With few laws regulating it, judges often grant permission to grieving partners or parents to retrieve sperm from young men who have died unexpectedly. But in the latest incident, the parents of a dying man in England failed to convince a judge in the Court of Protection.
X (the names were withheld in the judgement) was a 22-year-old university student. He was the only son of Chinese parents who spoke little English. He suffered a stroke while playing sport and was brain stem dead at the time the judge reviewed the case. (He died shortly after.)
His parents were devastated and petitioned the court for permission to retrieve his sperm. They stated that he had wanted to have children. They said that his girlfriend could carry the baby and they would take responsibility for raising it. The father told the court.
“I make it clear to the court that my wife and I would raise the child, but the girlfriend, who is aware of this application, has expressed a desire to carry his child. I appreciate that we cannot speak for her, and the court has no evidence from her, but it seems right that we make the court aware of this and that in any event, what we are clear about, is that our son has always wanted a family and we would wish very much to fulfil that wish in any event.”
Nonetheless, Mr Justice Poole ruled that it would not be in X’s “best interests” to have an invasive procedure performed upon him to which he could not consent.

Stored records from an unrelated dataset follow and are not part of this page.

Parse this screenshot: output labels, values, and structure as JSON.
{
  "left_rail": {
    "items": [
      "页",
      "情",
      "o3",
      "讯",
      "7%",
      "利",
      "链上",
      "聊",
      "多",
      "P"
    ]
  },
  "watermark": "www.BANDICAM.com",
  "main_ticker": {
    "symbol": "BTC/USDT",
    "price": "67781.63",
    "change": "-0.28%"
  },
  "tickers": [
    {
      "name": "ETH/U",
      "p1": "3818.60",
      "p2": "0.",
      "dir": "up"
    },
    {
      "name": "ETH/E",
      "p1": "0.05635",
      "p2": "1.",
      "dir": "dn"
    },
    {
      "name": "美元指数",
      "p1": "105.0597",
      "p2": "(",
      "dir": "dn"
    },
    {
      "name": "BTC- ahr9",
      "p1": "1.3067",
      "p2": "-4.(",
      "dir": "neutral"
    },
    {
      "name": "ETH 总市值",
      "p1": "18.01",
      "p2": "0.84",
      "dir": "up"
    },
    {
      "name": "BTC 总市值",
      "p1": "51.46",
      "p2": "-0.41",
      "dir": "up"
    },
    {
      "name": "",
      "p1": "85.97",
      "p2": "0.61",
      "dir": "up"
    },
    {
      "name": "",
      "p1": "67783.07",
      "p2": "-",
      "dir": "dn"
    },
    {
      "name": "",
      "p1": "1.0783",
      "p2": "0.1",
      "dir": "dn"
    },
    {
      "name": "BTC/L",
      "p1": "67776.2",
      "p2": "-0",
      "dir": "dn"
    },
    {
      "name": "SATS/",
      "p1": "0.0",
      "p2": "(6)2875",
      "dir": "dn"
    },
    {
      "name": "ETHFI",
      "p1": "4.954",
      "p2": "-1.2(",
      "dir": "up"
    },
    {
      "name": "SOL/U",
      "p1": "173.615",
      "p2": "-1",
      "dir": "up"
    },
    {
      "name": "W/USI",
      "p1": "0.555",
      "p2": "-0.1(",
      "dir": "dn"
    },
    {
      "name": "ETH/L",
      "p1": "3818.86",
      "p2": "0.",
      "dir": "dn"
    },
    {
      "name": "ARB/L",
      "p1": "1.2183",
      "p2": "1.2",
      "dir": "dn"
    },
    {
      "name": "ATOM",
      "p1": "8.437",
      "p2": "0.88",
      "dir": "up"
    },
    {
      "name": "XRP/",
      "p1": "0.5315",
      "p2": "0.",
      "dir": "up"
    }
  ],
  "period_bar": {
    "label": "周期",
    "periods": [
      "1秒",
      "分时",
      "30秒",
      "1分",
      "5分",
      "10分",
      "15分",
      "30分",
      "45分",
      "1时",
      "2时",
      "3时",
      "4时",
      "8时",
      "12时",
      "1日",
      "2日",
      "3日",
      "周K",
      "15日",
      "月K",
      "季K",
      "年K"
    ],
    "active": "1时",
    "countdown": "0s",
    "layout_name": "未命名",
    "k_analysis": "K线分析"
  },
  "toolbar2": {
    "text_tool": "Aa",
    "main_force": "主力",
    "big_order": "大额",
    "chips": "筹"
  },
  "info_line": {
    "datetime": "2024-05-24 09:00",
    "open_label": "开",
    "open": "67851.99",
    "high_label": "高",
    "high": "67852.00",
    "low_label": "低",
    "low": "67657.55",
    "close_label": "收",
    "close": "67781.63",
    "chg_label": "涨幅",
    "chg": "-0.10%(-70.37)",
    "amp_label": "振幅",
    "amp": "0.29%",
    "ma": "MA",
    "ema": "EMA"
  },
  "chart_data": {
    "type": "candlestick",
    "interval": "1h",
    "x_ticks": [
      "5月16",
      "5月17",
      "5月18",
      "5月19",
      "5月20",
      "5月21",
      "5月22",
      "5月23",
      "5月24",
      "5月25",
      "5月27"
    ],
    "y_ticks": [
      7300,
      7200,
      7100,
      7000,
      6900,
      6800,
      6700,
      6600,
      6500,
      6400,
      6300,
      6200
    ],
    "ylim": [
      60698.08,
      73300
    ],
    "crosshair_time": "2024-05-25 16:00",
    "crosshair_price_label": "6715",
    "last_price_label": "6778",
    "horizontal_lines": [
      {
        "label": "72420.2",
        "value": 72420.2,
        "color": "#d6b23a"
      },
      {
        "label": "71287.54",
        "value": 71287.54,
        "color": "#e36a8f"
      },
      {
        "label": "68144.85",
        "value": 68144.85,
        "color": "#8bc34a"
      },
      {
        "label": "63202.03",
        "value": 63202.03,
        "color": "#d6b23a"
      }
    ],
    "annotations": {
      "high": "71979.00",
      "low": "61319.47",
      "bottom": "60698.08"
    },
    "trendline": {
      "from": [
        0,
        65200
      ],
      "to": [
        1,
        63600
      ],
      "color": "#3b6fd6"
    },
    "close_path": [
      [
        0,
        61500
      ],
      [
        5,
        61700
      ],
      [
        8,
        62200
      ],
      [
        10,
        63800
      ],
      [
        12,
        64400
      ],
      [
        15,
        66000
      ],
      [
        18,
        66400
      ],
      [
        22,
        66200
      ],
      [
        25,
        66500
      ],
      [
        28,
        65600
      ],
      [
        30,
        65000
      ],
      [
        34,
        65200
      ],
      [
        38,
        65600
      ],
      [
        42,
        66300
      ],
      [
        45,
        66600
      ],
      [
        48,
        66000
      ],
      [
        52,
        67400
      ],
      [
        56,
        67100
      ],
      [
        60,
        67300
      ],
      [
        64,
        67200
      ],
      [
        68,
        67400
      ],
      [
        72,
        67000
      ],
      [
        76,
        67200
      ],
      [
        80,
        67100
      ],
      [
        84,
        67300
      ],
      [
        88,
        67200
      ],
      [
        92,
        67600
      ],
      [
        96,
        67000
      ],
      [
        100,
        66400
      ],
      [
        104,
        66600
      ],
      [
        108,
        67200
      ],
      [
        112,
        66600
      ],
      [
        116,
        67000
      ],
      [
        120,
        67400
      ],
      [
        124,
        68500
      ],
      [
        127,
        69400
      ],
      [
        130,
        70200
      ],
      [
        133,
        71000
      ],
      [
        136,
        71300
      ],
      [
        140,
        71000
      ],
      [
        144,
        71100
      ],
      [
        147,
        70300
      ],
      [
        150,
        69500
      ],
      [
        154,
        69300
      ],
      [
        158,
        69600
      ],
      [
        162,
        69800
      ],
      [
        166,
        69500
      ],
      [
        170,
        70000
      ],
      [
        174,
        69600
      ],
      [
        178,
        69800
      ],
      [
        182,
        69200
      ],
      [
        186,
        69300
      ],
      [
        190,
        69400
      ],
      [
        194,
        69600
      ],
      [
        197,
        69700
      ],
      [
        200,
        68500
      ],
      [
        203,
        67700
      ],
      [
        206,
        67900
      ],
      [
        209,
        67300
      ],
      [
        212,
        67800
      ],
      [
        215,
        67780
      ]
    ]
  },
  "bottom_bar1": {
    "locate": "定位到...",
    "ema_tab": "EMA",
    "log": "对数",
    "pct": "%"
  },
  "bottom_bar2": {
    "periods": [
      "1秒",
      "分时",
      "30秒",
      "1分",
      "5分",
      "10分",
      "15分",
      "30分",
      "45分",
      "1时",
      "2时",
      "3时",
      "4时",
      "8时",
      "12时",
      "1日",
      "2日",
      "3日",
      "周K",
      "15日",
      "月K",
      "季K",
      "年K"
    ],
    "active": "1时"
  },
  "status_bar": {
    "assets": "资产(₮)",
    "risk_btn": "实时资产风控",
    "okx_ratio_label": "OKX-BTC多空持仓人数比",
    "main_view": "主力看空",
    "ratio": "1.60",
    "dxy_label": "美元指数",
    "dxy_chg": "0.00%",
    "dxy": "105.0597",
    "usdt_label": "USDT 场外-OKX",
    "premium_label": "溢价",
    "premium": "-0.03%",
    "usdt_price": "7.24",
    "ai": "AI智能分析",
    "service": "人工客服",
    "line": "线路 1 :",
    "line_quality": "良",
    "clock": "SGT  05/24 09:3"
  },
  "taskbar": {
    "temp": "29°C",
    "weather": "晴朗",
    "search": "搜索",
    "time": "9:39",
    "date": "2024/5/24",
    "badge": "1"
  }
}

“There is no evidence before the court to persuade me that (he) would have wished for his sperm to be collected and stored in his present circumstances. I cannot accept that there should be a default position that sperm should be collected and stored in such circumstances as being generally in a person’s best interests.”